Like adults, teens have a hard time putting down their electronic devices and going to sleep. Many teenagers also struggle with the social pressures of the weekend. Kids stay up late on Friday and Saturday, then sleep in on Saturday and Sunday morning, which makes it harder to go to bed on time Sunday night. Getting up Monday morning is a struggle, so kids start their week with a sleep defcit. Teens who smoke, use alcohol, drugs or drink a lot of caffeine, often struggle with going to bed on time.

There is also a natural circadian rhythm (body clock) shift that happens in adolescence and encourages teens to stay up later making it more difficult to wake up early. Teenagers can also struggle with a sleep disorder called delayed sleep-wake phase disorder, which is a more extreme version of this circadian rhythm shift. If kids are very busy trying to balance after school activities, sports, homework and family commitments, it can be very difficult for them to get everything is done in time to relax and go to bed.

Getting a good night’s sleep can be difficult for anyone, but it is particularly hard for teenagers.

What signs help parents determine if their teenager has a possible sleep disorder?

  • Inconsistent sleep schedule
  • Difficulty waking up in the morning and not feeling well rested
  • Habitual snoring
  • Difficulty coping with changes and emotions in an age-appropriate way

Some warning signs to be aware of in your teenager include:

  • Your teenager is regularly exhausted in the morning.
  • Health concerns. If a teenager is depressed, anxious, or is showing signs of high blood pressure, diabetes, or heart problems, a complete sleep evaluation is suggested.
  • Sleep disorders are more likely in some kids. If your teenager has ADHD, down syndrome, asthma, allergies, obesity, autism, or epilepsy, there is a higher than normal chance that their sleep is disturbed.
  • Changes in behavior, or performance in school or activities. If a normally happy teen begins to act withdrawn, moody, or seems to sleep all the time, or if a good student begins to struggle with workload or their activities, sleep should be one of the problems that parents consider.
  • A shifted circadian rhythm. The teen wakes up after 8 hours of sleep on the weekend and feels rested and ready to go, but can’t get to bed at a regular time on school nights.
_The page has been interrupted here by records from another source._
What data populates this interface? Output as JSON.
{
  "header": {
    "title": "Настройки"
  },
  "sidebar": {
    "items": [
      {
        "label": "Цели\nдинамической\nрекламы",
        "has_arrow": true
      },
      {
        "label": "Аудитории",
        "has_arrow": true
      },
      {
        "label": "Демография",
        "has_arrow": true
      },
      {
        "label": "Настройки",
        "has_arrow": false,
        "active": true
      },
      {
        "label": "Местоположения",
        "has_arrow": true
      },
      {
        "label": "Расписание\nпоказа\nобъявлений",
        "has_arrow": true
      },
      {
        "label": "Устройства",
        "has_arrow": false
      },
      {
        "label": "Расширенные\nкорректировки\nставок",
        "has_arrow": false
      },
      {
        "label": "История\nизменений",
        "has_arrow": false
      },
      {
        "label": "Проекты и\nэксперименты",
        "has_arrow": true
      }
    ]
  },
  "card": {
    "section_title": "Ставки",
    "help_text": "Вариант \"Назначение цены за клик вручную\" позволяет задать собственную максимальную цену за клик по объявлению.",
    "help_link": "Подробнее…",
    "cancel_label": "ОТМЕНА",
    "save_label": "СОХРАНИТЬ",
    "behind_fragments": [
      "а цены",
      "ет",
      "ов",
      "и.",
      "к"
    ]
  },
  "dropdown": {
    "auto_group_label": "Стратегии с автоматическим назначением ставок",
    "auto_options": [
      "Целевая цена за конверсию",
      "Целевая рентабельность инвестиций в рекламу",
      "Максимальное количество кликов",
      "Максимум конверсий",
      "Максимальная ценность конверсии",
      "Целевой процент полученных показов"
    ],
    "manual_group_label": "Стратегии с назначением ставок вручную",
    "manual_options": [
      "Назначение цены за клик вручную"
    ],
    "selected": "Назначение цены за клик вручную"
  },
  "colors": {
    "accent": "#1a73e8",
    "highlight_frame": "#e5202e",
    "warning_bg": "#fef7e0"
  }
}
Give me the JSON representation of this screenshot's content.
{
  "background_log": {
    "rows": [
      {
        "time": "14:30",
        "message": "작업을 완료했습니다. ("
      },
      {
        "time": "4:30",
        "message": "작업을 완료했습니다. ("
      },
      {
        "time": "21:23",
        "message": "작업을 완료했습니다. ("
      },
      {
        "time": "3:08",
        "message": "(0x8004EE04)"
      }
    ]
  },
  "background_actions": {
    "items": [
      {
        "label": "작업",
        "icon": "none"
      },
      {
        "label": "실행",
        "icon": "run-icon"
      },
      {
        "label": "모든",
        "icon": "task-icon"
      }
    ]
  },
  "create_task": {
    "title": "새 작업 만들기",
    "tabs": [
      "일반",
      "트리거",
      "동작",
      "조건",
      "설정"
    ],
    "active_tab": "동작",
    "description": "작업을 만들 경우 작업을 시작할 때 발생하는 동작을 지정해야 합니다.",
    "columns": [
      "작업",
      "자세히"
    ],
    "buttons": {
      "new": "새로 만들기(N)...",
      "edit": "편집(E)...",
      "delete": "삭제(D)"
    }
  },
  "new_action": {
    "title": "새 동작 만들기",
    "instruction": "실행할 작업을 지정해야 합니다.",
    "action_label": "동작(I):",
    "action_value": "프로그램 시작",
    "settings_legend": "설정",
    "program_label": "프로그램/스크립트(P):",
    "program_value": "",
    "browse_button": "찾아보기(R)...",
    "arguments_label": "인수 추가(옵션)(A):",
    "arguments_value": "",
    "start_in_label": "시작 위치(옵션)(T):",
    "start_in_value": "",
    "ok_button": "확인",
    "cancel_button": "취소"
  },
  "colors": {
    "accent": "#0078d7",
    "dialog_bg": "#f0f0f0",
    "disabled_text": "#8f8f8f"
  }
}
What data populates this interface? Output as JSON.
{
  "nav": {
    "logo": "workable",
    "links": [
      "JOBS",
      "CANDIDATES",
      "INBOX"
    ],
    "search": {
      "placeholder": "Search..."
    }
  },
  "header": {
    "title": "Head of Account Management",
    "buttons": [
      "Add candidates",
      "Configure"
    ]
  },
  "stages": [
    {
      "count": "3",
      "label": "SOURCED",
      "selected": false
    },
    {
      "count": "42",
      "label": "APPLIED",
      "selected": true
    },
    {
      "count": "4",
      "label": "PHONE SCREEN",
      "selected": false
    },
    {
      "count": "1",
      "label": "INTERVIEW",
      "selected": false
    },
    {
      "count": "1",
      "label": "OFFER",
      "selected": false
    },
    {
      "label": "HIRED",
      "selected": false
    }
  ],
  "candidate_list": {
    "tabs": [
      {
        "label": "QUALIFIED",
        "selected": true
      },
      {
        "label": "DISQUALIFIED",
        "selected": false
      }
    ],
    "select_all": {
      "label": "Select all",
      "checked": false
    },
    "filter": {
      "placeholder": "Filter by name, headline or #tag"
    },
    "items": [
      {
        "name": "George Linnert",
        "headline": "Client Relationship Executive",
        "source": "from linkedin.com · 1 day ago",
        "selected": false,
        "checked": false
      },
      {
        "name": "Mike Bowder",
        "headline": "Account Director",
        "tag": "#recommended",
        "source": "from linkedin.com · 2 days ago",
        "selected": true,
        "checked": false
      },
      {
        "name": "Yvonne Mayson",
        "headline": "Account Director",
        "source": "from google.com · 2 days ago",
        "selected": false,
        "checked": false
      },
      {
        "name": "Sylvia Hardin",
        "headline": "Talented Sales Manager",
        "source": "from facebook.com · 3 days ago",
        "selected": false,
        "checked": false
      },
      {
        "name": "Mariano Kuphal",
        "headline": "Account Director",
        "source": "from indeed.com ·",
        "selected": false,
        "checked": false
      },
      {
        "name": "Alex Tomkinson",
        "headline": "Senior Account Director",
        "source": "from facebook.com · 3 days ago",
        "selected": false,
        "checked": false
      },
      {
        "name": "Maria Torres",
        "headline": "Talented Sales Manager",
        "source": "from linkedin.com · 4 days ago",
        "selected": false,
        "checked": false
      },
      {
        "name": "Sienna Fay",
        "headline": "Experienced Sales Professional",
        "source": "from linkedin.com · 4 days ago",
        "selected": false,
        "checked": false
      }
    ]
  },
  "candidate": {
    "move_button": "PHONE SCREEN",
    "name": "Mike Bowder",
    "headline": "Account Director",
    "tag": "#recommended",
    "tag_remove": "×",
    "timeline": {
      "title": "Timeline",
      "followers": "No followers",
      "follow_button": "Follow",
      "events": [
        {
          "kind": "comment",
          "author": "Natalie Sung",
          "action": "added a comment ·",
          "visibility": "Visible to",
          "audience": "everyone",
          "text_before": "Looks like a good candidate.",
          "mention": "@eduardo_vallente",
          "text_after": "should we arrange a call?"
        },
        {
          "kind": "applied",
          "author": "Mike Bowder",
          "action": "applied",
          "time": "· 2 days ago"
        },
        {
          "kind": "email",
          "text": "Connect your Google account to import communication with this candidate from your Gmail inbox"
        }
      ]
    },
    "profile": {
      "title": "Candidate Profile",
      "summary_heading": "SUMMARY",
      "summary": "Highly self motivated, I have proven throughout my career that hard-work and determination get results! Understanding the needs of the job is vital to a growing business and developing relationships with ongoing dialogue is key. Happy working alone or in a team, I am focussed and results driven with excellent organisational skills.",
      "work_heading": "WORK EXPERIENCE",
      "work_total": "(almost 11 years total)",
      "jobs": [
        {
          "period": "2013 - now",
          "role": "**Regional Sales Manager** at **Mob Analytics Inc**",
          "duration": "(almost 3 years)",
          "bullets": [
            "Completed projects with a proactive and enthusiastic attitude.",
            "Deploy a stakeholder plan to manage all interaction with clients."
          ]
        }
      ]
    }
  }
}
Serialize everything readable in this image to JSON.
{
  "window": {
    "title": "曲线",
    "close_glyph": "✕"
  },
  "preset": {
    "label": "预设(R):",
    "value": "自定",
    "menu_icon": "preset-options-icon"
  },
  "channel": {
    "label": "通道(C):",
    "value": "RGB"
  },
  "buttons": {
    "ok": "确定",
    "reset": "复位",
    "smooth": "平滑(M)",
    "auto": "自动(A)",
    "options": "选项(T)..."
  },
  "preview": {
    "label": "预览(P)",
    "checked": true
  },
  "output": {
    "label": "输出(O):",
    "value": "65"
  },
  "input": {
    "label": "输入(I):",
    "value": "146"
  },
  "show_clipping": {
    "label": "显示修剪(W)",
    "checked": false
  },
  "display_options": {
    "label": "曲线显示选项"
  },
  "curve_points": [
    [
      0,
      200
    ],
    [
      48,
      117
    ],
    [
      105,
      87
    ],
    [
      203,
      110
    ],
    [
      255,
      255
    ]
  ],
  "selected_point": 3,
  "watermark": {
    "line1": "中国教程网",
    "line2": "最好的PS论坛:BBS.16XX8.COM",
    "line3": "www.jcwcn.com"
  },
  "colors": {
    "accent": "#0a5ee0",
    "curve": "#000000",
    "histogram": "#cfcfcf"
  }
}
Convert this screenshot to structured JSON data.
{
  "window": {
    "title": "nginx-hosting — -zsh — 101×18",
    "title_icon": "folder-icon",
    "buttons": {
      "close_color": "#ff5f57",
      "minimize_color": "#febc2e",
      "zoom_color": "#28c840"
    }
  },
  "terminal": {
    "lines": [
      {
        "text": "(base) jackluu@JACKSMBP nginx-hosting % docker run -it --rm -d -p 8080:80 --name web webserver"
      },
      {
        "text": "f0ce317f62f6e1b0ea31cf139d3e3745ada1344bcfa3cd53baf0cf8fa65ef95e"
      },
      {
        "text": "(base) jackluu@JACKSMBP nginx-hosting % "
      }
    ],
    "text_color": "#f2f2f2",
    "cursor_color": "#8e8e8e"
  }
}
What can parents do to help?

Parents who recognize that their kids aren’t sleeping well can help them get a better night’s rest and improve their overall health for years to come. Good sleep hygiene includes:

  • Giving teens a dark, cool, quiet sleeping space.
  • Encouraging them to complete their homework early.
  • Having them avoid TV and digital devices at least one hour before going to bed
  • Encouraging them to set their phone on silent so that notifications will not wake them up.
  • Having them avoid eating within a few hours of bedtime.
  • Keeping their weeknight and weekend bedtime basically the same.

If these suggestions do not make a difference, see a sleep specialist. Many of the sleep disorders that arise in teenagers, such as narcolepsy, restless legs syndrome, and sleep apnea, can be treated.

Why does it all matter?

Sleep disorders in teens are common and underdiagnosed. Parents too often dismiss exhaustion as just one of those things that kids go through, when in fact exhaustion and sleep deprivation at this age can have profound effects through a teenager’s life.


By treating sleep disorders as they arise, parents can see:

  • Improvements in their teenager’s overall mood and ability to cope with stress.
  • Better mental health overall, with less depression and anxiety
  • An improved ability to learn, resulting in better performance in school and sports.
  • Safer driving and fewer risky behaviors
  • Improvements in their child’s overall health.

When parents treat sleep disruptions as the serious problems that they are, they’re setting their child up for a longer, healthier life. If you have concerns about your teenager’s sleep patterns, contact their healthcare provider.